Guest blog by local historian Philip Grant
The last remaining building from the 1924 British Empire Exhibition (“BEE”), the Palace of Industry in Olympic Way at Wembley Park, has now been demolished to make way for a temporary car park. Despite a campaign by heritage enthusiasts, both local and from further afield, its owners, Quintain Estates, were not willing to leave even a small section of the external walls standing. However, Quintain did go to the trouble of removing the decorative lion head corbels from this historic reinforced concrete building, so that Brent Council could keep some of them as a physical reminder of Wembley’s past.
|One of the lion head corbels at the demolition
[Photo by David Glover, Brent Planning & Development]
Three of the corbels are in a good enough condition to put on display, but the main problems are where they should be “re-homed” and where the money can be found to pay for this. It was hoped that one of the lion heads would go to Brent Museum, but when it was possible to assess them at ground level they were too heavy and awkward for the museum to deal with. Each one probably weighs between one and two tonnes, and they would need to be fixed and supported in a good location if the public are to be able to view them safely.
Are these ninety year-old lumps of concrete worth the effort? For me the answer is a definite “yes” – at least one of these “Wembley Lions” does need to be put on permanent public display somewhere in Wembley. The BEE in 1924/25 was the event which put Wembley “on the map”, both as a desirable place to live and with its stadium which became world-famous.

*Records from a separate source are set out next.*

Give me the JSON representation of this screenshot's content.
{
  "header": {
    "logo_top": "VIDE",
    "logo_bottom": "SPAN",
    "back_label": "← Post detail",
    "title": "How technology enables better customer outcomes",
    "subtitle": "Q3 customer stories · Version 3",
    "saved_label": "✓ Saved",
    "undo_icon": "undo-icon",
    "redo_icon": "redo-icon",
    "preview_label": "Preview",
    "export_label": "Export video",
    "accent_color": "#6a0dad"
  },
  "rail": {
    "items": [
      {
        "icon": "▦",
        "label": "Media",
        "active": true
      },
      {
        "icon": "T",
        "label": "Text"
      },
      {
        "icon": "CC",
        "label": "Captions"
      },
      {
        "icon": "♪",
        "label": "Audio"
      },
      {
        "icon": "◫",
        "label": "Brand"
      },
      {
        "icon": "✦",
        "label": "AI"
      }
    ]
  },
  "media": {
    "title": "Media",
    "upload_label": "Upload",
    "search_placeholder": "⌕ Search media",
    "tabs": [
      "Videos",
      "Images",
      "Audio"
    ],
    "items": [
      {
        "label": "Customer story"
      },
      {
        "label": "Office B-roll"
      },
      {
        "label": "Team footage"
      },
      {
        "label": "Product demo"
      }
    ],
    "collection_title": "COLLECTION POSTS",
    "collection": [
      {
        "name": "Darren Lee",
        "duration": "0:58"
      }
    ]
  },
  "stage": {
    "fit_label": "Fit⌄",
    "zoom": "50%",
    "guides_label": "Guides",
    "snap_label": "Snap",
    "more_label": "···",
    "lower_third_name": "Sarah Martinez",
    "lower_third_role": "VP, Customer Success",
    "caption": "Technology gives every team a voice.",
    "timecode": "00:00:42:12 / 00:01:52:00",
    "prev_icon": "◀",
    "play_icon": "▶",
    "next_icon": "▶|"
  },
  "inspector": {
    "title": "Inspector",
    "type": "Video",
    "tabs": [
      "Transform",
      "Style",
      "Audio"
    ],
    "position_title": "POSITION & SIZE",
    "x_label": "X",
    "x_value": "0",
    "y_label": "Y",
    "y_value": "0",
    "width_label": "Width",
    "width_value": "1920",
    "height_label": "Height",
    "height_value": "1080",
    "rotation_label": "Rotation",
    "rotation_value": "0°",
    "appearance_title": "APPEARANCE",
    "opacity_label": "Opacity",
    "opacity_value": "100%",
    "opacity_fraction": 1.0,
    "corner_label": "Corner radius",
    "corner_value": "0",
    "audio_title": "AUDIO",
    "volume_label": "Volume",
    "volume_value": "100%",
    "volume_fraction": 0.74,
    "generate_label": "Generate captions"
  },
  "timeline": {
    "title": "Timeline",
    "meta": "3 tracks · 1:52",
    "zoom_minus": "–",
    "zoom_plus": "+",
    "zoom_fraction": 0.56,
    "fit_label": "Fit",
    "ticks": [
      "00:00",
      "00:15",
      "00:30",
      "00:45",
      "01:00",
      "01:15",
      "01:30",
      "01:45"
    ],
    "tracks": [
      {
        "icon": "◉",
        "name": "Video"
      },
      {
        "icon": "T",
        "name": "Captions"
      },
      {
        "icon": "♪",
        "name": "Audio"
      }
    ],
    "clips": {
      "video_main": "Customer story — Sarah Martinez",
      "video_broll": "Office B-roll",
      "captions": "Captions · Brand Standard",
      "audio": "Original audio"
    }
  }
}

The lion was the emblem for the BEE and became the symbol of Wembley itself, with the stadium’s speedway team from the late 1920’s, and the ice hockey team whose home was at the Empire Pool (now Wembley Arena) from 1934, both called the Wembley Lions.
A number of Brent councillors and council officers are supporting the idea of putting at least one of these lion heads on display, but most are expressing caution over the possible costs. One of the potential problems, that several council departments need to be involved, has been deal with by the appointment of a “lead officer” (Sue McKenzie, Head of Libraries, Arts and Heritage) to co-ordinate the Council’s efforts. Hopefully the costs can be shared across a number of departmental budgets, as well as funds or practical help from sources other than our Council Tax.
As far as possible locations are concerned, the ideal place for one would be at Brent’s new Civic Centre. It has been built at the southern end of the Palace of Industry site, in the heart of the area where the BEE was held. I have suggested that one lion head corbel should be landscaped into the gardens at its western side, where it could not only be seen by visitors but could easily become an interesting feature that people would like to be photographed beside after weddings or citizenship ceremonies.
The BEE drinking fountains at Barham Park
(with close-up view).
Other possibilities include the gardens at Barham Park, which are already home to two of the lion head drinking fountains from the BEE, and where some funds might be available from the Barham Park Trustees. A second strong contender is Brent River Park, on the very edge of Wembley, which has another piece of sculptural reinforced concrete, a flag pole base which was relocated after the demolition of the old Wembley Stadium (originally built as the Empire Stadium ready for the 1924 Exhibition). King Edward VII Park would also make a good home for a lion head corbel, close to the heart of Wembley.
Do you agree that at least one of these Wembley Lions should be put on public display? If so, please pass on your thoughts on where they should be located or how the costs of putting them on display should be financed, either as a comment on this blog, or by email to your local councillor or direct to the officer dealing with this: email@example.com .